### AIM OF THE EXERCISE
Look through the lines below and extract any with the word "prieš".

[Opening RECORDS SUPPLIED section]

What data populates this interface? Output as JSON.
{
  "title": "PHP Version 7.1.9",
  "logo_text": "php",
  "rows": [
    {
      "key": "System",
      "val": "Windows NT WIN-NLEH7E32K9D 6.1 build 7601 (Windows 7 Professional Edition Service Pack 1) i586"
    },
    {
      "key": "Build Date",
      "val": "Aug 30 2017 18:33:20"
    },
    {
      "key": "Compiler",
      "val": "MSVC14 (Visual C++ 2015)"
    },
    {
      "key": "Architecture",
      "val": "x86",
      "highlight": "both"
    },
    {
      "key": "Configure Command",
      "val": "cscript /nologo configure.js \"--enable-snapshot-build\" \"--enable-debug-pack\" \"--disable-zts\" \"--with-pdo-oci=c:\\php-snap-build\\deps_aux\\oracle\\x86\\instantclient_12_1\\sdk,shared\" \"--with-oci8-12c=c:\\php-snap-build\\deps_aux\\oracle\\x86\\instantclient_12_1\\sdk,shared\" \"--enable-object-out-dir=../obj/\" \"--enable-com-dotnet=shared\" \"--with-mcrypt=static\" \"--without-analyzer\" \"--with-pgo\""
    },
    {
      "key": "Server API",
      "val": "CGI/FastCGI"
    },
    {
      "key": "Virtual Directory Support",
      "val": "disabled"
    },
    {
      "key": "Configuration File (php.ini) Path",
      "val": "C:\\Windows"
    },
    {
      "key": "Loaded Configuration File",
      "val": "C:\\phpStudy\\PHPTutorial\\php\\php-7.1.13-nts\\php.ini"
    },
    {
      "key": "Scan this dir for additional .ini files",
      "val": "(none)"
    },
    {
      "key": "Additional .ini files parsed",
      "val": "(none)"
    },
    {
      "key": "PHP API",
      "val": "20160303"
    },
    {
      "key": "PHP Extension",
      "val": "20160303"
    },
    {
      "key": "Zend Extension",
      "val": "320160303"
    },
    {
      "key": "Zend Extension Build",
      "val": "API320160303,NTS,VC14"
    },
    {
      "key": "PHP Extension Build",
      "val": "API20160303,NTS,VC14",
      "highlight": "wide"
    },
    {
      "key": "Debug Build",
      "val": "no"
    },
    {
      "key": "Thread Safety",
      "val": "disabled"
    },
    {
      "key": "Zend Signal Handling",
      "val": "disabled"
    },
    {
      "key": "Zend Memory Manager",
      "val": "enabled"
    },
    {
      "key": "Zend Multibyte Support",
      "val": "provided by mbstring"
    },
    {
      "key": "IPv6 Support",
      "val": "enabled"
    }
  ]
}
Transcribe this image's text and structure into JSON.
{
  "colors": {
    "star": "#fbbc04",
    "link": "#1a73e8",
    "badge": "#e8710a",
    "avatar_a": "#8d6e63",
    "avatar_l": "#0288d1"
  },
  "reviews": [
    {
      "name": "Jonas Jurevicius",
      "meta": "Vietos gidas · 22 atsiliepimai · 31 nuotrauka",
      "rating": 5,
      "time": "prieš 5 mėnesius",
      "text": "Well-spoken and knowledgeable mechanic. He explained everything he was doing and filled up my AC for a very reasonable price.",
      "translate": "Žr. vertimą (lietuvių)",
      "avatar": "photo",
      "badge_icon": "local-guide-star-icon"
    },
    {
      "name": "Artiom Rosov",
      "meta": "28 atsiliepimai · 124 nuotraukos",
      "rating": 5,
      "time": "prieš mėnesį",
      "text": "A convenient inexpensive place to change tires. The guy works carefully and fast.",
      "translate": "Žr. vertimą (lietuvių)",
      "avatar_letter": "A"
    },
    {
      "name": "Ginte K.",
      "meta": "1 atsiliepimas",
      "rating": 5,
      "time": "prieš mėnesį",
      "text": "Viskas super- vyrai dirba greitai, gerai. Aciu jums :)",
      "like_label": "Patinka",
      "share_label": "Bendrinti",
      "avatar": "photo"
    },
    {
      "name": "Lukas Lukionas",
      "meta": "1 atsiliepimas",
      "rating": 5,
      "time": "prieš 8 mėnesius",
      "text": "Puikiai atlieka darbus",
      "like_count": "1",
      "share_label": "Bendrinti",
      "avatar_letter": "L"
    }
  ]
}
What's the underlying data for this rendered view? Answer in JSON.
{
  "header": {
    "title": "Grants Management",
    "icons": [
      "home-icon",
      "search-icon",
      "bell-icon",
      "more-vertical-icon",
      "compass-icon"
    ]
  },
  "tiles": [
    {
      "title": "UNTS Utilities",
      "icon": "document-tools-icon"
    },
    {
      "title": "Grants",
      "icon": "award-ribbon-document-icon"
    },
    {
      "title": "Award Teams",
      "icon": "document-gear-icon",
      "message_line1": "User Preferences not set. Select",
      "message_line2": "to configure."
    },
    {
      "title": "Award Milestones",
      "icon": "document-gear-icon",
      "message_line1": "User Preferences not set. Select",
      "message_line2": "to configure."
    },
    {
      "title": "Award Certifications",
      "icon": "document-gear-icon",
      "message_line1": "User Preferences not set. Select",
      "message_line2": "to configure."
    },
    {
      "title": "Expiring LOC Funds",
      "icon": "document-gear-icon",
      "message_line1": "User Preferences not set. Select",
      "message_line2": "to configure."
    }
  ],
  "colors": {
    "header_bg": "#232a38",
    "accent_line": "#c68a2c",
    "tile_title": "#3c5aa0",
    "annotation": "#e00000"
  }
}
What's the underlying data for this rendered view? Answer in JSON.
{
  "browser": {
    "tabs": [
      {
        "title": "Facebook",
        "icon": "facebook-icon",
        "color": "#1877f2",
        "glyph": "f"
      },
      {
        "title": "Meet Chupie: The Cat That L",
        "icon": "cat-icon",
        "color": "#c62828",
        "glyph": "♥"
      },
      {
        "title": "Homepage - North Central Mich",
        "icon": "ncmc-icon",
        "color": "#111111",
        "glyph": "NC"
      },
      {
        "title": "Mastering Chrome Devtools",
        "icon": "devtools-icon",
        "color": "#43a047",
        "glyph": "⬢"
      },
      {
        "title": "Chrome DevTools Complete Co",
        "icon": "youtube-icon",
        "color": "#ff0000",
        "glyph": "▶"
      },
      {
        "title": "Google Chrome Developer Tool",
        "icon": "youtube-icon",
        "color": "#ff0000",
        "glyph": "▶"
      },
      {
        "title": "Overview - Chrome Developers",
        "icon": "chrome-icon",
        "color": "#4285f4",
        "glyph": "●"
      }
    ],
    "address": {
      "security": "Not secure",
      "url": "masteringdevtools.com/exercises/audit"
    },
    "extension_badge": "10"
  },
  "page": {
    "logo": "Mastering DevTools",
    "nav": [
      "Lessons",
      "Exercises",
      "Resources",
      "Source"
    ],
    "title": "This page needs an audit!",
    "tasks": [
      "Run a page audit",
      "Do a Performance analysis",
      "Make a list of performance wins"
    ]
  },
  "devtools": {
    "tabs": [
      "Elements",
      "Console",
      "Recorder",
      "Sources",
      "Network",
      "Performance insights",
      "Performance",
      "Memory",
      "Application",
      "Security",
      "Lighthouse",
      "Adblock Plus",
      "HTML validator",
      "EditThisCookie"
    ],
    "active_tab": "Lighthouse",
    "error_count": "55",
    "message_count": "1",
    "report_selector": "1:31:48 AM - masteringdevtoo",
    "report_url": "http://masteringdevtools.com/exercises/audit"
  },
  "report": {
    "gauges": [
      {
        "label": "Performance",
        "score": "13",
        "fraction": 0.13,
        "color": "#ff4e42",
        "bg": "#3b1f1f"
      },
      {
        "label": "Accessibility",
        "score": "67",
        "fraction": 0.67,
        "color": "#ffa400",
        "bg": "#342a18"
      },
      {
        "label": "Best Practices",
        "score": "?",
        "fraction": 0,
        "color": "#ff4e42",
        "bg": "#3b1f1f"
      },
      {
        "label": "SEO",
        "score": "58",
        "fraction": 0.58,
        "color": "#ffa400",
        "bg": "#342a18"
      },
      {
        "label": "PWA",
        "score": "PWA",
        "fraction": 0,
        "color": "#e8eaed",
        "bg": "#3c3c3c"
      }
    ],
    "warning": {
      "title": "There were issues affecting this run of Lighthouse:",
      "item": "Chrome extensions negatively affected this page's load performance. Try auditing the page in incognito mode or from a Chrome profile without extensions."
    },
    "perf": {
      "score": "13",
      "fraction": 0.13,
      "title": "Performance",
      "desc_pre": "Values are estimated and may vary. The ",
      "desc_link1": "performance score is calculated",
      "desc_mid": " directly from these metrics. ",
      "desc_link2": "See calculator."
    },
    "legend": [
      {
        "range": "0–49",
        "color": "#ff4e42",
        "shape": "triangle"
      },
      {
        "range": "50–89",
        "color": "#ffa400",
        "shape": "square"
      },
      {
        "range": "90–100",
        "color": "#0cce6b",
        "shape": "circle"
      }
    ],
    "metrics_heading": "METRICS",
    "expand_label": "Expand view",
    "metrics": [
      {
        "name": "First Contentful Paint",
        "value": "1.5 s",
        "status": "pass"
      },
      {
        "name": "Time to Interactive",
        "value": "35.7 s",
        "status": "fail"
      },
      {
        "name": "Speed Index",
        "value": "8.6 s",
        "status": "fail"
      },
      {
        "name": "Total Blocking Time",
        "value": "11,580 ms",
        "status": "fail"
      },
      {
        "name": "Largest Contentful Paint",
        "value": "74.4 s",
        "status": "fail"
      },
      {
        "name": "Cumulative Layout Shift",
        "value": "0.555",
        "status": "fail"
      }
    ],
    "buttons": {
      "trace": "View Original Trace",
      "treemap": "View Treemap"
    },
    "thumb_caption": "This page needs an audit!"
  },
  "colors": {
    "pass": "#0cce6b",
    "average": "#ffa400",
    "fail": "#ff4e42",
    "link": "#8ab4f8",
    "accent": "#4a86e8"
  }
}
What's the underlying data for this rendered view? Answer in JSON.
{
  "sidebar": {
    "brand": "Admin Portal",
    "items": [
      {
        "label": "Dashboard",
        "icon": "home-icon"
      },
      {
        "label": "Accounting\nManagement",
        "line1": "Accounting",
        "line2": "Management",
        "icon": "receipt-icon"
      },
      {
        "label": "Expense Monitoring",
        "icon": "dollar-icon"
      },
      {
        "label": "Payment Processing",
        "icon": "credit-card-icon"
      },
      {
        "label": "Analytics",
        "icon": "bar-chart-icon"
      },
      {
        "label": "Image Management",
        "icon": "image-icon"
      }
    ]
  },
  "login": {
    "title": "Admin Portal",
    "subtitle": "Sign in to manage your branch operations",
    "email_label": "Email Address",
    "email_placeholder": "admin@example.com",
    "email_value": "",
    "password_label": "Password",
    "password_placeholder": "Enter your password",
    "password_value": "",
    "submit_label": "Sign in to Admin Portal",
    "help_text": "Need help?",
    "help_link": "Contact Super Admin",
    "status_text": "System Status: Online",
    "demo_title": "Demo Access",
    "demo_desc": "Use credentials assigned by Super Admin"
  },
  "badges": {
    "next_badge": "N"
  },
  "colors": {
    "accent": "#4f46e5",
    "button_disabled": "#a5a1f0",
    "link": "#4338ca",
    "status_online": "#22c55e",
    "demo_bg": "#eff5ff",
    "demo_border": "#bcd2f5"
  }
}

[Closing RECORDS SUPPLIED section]

### PROBLEM SOLUTION
      "time": "prieš 5 mėnesius",
      "time": "prieš mėnesį",
      "time": "prieš mėnesį",
      "time": "prieš 8 mėnesius",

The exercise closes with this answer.